### TASK TO COMPLETE
Could you return every line of the material that contains the word "title"?

-------------------------

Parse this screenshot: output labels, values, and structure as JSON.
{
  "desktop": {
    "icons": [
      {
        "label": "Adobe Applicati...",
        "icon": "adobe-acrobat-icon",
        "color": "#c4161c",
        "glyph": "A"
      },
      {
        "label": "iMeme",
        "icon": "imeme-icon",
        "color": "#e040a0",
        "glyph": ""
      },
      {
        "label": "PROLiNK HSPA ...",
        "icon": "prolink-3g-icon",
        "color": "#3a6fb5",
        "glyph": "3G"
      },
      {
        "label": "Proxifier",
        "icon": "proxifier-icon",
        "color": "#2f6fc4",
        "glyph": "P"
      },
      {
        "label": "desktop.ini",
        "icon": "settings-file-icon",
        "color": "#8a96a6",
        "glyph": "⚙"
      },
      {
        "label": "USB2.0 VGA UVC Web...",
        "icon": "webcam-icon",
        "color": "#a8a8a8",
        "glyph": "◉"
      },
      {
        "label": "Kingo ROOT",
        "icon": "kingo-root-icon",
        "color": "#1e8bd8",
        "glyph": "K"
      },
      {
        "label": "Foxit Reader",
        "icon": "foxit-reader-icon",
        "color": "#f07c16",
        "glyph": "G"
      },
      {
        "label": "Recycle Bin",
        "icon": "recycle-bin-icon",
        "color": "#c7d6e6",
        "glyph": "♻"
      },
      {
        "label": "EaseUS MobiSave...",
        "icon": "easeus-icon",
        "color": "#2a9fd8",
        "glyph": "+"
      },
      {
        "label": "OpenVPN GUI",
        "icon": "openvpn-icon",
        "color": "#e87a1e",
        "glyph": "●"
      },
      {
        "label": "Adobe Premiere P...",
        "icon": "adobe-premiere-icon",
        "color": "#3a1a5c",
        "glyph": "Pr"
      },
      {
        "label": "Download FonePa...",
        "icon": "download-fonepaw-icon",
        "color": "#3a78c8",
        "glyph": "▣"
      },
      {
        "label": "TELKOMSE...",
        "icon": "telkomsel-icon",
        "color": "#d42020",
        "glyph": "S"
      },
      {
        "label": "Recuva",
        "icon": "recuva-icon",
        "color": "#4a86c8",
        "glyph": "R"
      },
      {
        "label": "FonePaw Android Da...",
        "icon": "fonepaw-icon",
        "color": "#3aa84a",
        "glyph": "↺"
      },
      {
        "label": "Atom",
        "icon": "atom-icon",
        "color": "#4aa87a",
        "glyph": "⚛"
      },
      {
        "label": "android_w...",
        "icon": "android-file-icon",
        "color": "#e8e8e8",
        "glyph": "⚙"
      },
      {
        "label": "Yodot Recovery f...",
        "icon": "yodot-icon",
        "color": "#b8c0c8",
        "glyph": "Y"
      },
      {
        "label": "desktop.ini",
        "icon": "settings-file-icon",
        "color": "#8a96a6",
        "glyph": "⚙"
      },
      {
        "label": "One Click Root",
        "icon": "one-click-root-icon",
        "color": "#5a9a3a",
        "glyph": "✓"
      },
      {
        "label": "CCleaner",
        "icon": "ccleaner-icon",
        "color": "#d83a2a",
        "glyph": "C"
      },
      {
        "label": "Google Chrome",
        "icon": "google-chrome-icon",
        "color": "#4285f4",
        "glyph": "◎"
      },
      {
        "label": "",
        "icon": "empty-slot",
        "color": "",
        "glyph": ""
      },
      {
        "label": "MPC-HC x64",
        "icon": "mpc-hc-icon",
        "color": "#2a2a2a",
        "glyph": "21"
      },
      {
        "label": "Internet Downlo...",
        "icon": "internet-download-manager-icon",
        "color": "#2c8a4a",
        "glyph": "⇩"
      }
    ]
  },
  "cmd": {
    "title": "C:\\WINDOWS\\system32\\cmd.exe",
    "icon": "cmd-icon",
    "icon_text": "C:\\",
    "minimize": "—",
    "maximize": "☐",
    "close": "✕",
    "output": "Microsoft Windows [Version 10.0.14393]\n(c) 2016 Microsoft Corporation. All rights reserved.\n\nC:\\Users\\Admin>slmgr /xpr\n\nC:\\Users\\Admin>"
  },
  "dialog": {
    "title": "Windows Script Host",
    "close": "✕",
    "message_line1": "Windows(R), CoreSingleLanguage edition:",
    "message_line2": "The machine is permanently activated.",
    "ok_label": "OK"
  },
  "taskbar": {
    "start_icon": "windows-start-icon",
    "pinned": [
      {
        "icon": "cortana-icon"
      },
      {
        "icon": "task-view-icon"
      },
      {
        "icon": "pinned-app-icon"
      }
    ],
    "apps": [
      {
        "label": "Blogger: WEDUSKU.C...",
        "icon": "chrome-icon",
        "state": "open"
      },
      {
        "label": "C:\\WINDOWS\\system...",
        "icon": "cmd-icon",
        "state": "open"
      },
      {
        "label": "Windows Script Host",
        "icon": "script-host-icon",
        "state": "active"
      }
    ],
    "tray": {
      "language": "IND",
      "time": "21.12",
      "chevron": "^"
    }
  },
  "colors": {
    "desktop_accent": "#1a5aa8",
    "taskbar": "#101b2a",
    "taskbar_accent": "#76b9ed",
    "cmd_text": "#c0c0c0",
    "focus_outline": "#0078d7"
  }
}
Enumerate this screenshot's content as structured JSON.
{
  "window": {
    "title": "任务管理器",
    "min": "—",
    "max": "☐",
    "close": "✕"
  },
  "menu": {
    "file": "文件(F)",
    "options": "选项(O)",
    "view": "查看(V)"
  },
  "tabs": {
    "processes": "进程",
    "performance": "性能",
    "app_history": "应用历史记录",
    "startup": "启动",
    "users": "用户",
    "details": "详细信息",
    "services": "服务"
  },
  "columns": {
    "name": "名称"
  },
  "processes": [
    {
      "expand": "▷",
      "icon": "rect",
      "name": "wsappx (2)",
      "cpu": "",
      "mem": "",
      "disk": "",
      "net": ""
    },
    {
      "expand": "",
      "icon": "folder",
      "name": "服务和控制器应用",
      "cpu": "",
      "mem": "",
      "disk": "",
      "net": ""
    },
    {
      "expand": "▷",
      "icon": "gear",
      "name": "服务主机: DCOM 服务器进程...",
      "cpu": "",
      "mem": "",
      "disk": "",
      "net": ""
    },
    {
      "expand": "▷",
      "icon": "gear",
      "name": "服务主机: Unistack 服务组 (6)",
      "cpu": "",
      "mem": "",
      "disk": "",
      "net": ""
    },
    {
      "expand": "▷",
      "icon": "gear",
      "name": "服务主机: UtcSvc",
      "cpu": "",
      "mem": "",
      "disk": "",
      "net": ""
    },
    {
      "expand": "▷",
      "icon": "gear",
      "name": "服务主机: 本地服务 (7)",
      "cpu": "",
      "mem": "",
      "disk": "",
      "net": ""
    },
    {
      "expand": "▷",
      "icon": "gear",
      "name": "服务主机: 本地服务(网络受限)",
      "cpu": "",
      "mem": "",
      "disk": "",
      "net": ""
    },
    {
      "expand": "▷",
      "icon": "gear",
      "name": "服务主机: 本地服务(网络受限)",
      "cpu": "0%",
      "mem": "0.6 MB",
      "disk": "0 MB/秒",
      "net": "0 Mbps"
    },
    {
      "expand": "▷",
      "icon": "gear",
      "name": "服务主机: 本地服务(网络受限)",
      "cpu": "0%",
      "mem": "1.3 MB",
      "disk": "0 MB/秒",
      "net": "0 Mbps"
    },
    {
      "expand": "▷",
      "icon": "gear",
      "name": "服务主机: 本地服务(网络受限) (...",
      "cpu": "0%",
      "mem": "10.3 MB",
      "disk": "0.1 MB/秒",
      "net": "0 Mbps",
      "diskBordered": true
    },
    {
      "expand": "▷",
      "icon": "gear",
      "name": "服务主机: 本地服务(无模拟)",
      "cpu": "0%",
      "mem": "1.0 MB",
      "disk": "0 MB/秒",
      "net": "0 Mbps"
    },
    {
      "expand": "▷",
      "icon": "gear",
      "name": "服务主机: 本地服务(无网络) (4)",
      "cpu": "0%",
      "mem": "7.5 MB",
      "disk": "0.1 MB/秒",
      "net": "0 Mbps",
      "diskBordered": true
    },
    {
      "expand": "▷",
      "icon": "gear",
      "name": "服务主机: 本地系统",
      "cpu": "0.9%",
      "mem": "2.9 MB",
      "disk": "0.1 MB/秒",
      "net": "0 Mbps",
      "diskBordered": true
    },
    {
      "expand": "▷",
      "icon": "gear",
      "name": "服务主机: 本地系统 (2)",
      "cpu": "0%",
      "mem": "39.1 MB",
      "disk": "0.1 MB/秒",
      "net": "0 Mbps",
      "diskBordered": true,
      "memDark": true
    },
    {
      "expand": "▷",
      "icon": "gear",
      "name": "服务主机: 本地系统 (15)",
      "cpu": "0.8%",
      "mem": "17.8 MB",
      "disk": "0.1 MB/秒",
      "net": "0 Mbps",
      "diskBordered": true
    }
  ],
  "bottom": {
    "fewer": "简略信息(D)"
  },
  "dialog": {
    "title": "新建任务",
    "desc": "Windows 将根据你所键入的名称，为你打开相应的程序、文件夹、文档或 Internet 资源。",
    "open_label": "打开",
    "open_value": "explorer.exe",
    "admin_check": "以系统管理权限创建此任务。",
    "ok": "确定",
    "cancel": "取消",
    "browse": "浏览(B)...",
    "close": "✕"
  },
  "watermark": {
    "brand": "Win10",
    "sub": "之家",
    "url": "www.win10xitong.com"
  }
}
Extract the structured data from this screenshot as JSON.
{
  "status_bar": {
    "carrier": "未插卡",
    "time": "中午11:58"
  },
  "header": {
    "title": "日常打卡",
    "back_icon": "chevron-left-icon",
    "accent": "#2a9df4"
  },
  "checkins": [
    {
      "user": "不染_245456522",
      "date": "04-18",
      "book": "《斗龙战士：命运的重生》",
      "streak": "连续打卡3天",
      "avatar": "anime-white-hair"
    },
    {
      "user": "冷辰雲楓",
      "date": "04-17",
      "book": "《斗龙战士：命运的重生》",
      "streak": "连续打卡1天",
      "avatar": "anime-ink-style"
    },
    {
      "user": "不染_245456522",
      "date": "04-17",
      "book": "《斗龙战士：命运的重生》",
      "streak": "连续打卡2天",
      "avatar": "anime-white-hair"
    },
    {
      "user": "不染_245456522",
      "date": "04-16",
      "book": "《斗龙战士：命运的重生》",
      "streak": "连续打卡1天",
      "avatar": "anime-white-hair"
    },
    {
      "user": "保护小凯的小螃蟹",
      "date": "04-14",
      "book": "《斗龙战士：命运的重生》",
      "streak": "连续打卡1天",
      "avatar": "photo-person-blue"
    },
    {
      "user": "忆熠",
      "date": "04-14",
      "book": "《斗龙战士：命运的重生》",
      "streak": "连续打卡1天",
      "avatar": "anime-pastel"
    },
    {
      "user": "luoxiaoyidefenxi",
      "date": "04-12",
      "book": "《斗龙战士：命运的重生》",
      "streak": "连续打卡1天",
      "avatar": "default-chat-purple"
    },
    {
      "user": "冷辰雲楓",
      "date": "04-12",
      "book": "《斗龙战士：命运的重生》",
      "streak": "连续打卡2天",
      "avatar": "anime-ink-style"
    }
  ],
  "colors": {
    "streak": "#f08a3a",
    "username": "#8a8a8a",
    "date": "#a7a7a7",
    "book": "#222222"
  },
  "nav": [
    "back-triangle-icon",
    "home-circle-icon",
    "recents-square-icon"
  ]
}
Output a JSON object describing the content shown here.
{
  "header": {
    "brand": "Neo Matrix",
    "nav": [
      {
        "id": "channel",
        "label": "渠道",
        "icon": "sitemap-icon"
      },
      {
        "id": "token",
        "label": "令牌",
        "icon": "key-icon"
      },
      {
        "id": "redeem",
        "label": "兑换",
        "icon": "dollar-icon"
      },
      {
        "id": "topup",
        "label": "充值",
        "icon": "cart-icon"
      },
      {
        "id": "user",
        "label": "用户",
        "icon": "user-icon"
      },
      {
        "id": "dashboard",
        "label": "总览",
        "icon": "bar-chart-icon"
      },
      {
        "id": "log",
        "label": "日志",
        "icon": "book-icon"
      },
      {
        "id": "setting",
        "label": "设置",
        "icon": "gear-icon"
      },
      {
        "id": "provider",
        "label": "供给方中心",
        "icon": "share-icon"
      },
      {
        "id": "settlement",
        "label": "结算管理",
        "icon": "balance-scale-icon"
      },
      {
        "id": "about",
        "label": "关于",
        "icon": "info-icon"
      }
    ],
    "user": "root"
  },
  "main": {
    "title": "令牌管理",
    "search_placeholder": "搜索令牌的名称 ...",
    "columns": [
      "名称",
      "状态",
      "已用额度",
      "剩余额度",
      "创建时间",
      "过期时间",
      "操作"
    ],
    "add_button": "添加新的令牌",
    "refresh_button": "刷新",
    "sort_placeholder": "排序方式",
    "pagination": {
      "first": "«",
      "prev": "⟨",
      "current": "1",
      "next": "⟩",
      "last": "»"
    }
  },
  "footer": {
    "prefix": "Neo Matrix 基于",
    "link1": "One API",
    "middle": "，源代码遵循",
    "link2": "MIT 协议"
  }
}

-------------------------

### OUTPUT BELOW
    "title": "C:\\WINDOWS\\system32\\cmd.exe",
    "title": "Windows Script Host",
    "title": "任务管理器",
    "title": "新建任务",
    "title": "日常打卡",
    "title": "令牌管理",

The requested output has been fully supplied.